class category_encoders.hashing.HashingEncoder(max_process=0, max_sample=0, verbose=0, n_components=8, cols=None, drop_invariant=False, return_df=True, hash_method='md5')[source]

A multivariate hashing implementation with configurable dimensionality/precision.

The advantage of this encoder is that it does not maintain a dictionary of observed categories. Consequently, the encoder does not grow in size and accepts new values during data scoring by design.

It’s important to read about how max_process & max_sample work before setting them manually, inappropriate setting slows down encoding.

Default value of ‘max_process’ is 1 on Windows because multiprocessing might cause issues, see in : https://github.com/scikit-learn-contrib/categorical-encoding/issues/215 https://docs.python.org/2/library/multiprocessing.html?highlight=process#windows

verbose: int

integer indicating verbosity of the output. 0 for none.

cols: list

a list of columns to encode, if None, all string columns will be encoded.

drop_invariant: bool

boolean for whether or not to drop columns with 0 variance.

return_df: bool

boolean for whether to return a pandas DataFrame from transform (otherwise it will be a numpy array).

hash_method: str

which hashing method to use. Any method from hashlib works.

max_process: int

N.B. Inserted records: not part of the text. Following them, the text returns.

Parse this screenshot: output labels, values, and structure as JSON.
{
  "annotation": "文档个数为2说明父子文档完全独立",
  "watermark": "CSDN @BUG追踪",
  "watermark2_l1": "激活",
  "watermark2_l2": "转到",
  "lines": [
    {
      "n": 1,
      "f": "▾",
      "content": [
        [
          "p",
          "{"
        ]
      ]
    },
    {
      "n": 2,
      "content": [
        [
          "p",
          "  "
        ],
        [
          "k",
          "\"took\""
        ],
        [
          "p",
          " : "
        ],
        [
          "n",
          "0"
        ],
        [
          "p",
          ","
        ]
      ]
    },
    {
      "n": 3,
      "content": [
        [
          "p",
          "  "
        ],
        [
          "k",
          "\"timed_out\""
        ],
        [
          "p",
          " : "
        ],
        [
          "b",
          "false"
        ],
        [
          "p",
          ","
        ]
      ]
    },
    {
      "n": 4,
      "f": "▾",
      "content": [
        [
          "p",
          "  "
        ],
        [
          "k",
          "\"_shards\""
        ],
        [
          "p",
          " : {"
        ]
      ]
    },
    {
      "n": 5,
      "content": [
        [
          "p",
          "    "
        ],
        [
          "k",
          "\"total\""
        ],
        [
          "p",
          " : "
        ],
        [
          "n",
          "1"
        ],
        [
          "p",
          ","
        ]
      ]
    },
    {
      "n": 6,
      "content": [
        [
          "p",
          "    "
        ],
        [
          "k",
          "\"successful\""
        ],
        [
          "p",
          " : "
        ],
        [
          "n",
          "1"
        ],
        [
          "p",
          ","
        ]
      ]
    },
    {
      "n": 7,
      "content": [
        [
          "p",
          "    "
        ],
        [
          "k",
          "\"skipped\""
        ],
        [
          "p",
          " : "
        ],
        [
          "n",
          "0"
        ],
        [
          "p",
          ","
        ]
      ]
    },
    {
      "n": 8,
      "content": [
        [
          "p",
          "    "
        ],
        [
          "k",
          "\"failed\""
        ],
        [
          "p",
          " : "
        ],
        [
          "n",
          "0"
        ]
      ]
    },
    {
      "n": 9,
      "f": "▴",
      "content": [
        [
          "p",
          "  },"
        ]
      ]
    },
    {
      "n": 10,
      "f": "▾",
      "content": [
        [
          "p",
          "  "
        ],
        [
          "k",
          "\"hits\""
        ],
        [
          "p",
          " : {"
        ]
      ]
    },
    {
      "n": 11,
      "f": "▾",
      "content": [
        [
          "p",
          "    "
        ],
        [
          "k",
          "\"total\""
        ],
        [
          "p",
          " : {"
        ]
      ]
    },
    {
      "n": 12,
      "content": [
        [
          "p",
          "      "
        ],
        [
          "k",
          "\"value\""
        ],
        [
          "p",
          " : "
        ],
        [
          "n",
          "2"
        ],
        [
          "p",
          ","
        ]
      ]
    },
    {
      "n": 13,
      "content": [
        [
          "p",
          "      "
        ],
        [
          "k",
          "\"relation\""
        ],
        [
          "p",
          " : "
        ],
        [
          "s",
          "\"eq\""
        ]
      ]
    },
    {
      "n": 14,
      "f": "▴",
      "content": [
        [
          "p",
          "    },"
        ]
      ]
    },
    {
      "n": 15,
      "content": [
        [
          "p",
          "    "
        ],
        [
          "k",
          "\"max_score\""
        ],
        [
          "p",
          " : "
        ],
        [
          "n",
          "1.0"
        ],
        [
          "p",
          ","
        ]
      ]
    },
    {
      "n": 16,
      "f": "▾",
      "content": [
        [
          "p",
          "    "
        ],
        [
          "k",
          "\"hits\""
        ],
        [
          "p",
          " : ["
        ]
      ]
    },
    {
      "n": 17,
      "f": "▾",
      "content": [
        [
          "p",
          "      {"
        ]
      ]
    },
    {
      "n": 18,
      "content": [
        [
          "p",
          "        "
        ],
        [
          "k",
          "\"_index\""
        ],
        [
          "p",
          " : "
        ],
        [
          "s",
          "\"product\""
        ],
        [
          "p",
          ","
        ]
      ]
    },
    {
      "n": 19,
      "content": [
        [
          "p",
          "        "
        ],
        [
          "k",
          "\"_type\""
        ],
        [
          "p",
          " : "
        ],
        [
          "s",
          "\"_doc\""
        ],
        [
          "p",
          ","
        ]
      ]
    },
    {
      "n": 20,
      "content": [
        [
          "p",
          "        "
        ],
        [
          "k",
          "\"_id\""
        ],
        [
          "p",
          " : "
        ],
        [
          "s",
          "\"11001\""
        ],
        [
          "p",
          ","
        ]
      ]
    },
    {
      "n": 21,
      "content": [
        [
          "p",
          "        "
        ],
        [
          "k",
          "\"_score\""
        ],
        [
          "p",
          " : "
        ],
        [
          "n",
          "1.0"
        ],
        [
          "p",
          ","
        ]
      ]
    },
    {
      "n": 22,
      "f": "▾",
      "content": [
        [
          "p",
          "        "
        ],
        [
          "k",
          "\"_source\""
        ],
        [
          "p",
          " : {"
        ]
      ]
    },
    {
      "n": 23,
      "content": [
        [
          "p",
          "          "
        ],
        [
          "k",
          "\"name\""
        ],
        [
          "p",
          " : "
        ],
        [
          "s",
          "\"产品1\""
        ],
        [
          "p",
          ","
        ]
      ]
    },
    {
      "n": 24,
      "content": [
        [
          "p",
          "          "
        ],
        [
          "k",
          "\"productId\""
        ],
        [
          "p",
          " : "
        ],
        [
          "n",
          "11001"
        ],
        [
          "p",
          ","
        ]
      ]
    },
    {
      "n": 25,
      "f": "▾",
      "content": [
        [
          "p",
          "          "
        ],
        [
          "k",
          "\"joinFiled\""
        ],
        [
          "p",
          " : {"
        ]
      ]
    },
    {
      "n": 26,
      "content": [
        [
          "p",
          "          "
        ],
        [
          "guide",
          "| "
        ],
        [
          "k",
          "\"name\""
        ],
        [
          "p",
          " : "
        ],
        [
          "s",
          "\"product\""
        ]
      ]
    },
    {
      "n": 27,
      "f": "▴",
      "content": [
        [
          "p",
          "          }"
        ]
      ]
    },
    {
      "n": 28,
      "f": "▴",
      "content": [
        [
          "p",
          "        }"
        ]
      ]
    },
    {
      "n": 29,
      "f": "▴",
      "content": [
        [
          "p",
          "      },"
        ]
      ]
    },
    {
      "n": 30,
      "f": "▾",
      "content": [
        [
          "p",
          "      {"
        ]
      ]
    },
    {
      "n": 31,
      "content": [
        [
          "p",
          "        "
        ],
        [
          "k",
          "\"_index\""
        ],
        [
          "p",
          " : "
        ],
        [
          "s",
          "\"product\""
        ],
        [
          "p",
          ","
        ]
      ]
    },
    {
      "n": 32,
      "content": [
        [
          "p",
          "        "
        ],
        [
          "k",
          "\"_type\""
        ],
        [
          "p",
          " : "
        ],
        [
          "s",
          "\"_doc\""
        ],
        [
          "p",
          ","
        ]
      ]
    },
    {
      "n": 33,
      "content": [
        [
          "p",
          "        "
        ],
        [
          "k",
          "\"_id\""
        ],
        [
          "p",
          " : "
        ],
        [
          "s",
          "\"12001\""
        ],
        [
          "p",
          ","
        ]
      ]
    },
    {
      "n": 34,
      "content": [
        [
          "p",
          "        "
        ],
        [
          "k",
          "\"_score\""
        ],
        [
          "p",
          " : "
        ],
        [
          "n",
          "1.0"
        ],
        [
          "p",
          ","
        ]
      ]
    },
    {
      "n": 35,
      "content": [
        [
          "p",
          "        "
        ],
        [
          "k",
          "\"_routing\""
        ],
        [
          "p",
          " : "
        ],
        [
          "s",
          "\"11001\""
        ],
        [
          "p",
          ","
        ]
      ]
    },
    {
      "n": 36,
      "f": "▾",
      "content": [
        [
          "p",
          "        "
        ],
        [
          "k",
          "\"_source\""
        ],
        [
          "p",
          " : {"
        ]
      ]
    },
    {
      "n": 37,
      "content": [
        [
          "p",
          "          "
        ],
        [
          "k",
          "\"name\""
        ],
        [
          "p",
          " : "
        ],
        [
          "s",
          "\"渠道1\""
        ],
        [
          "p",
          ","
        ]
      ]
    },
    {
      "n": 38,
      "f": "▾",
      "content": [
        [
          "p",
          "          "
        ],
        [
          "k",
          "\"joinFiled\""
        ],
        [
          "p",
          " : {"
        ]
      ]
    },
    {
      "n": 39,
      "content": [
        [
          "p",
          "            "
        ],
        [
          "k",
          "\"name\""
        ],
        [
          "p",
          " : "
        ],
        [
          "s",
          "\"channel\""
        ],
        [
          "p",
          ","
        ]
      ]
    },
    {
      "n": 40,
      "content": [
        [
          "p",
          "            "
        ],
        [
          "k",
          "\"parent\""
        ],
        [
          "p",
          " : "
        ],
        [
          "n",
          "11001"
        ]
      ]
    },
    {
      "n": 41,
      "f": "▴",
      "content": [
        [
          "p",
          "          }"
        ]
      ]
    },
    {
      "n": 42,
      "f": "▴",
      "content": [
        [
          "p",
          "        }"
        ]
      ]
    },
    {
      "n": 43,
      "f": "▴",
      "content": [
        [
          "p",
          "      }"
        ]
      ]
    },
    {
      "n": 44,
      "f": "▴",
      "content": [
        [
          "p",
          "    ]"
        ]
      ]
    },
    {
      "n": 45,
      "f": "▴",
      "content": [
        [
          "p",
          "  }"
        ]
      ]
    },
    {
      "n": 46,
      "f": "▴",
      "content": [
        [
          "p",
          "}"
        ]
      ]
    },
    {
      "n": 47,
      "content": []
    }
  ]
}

how many processes to use in transform(). Limited in range(1, 64). By default, it uses half of the logical CPUs. For example, 4C4T makes max_process=2, 4C8T makes max_process=4. Set it larger if you have a strong CPU. It is not recommended to set it larger than is the count of the logical CPUs as it will actually slow down the encoding.

max_sample: int

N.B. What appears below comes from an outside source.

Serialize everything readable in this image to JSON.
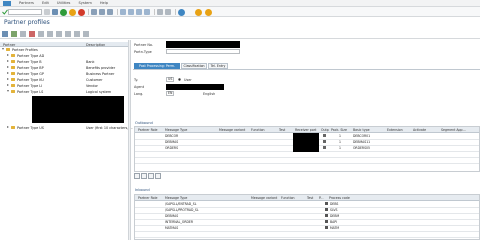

how many samples to encode by each process at a time. This setting is useful on low memory machines. By default, max_sample=(all samples num)/(max_process). For example, 4C8T CPU with 100,000 samples makes max_sample=25,000, 6C12T CPU with 100,000 samples makes max_sample=16,666. It is not recommended to set it larger than the default value.

n_components: int

how many bits to use to represent the feature. By default we use 8 bits. For high-cardinality features, consider using up-to 32 bits.



Feature Hashing for Large Scale Multitask Learning, from

https://alex.smola.org/papers/2009/Weinbergeretal09.pdf .. [R8dde675226a2-2] Don’t be tricked by the Hashing Trick, from https://booking.ai/dont-be-tricked-by-the-hashing-trick-192a6aae3087


fit(X[, y])

Fit encoder according to X and y.

fit_transform(X[, y])

Fit to data, then transform it.


Returns the names of all transformed / added columns.


Get parameters for this estimator.

hashing_trick(X_in[, hashing_method, N, …])

A basic hashing implementation with configurable dimensionality/precision


Set the parameters of this estimator.

transform(X[, override_return_df])

Call _transform() if you want to use single CPU with all samples


fit(X, y=None, **kwargs)[source]

Fit encoder according to X and y.

Xarray-like, shape = [n_samples, n_features]

Training vectors, where n_samples is the number of samples and n_features is the number of features.

yarray-like, shape = [n_samples]

Target values.


Returns self.


Returns the names of all transformed / added columns.

feature_names: list

A list with all feature names transformed or added. Note: potentially dropped features are not included!

static hashing_trick(X_in, hashing_method='md5', N=2, cols=None, make_copy=False)[source]

A basic hashing implementation with configurable dimensionality/precision

Performs the hashing trick on a pandas dataframe, X, using the hashing method from hashlib identified by hashing_method. The number of output dimensions (N), and columns to hash (cols) are also configurable.

X_in: pandas dataframe

description text

hashing_method: string, optional

description text

N: int, optional

description text

cols: list, optional

description text

make_copy: bool, optional

description text


A hashing encoded dataframe.


Cite the relevant literature, e.g. [R6b702480991a-1]. You may also cite these references in the notes section above. .. [R6b702480991a-1] Kilian Weinberger; Anirban Dasgupta; John Langford; Alex Smola; Josh Attenberg (2009). Feature Hashing for Large Scale Multitask Learning. Proc. ICML.

transform(X, override_return_df=False)[source]

Call _transform() if you want to use single CPU with all samples